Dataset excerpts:
=====

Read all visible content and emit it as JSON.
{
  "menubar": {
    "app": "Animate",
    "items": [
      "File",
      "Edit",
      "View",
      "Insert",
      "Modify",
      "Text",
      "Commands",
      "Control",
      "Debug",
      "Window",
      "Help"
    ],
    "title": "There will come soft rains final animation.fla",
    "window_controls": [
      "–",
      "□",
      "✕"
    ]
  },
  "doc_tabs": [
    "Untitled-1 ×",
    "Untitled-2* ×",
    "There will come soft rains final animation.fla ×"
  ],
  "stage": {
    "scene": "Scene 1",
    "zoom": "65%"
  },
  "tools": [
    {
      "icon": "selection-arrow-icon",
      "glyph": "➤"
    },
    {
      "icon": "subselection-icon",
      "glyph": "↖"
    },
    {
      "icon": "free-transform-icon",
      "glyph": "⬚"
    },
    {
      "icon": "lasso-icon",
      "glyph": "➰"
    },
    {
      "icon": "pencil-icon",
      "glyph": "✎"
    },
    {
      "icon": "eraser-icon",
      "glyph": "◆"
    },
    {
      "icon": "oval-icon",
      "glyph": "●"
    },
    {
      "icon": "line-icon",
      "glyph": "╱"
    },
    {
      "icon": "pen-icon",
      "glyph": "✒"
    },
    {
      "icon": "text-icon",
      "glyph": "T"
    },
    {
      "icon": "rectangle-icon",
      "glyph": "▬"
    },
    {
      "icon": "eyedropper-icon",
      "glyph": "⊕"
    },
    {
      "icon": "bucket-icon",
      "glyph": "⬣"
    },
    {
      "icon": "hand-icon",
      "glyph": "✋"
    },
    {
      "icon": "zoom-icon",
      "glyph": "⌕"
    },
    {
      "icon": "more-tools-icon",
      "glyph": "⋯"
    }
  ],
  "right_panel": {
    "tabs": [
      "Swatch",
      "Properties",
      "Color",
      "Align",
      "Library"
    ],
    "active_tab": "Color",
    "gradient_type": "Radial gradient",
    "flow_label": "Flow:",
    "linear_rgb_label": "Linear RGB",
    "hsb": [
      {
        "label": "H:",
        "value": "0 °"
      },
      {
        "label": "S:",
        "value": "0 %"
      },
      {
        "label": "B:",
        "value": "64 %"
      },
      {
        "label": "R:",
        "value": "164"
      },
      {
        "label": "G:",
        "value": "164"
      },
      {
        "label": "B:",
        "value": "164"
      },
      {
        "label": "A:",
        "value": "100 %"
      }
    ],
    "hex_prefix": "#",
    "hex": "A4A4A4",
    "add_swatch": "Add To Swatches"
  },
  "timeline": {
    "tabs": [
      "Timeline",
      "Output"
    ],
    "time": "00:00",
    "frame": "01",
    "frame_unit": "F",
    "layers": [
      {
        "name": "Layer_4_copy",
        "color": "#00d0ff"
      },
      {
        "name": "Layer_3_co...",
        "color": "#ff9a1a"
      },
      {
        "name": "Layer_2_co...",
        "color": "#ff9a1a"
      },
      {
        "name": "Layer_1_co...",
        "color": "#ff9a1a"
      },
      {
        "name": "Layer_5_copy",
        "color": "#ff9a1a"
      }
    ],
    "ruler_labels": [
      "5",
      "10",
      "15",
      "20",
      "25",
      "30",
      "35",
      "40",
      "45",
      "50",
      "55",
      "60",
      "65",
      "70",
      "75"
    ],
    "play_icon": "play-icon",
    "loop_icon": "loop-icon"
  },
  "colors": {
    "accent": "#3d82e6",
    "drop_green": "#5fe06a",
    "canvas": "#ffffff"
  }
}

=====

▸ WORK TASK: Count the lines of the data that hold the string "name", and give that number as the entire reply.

▸ ANSWER AREA: 5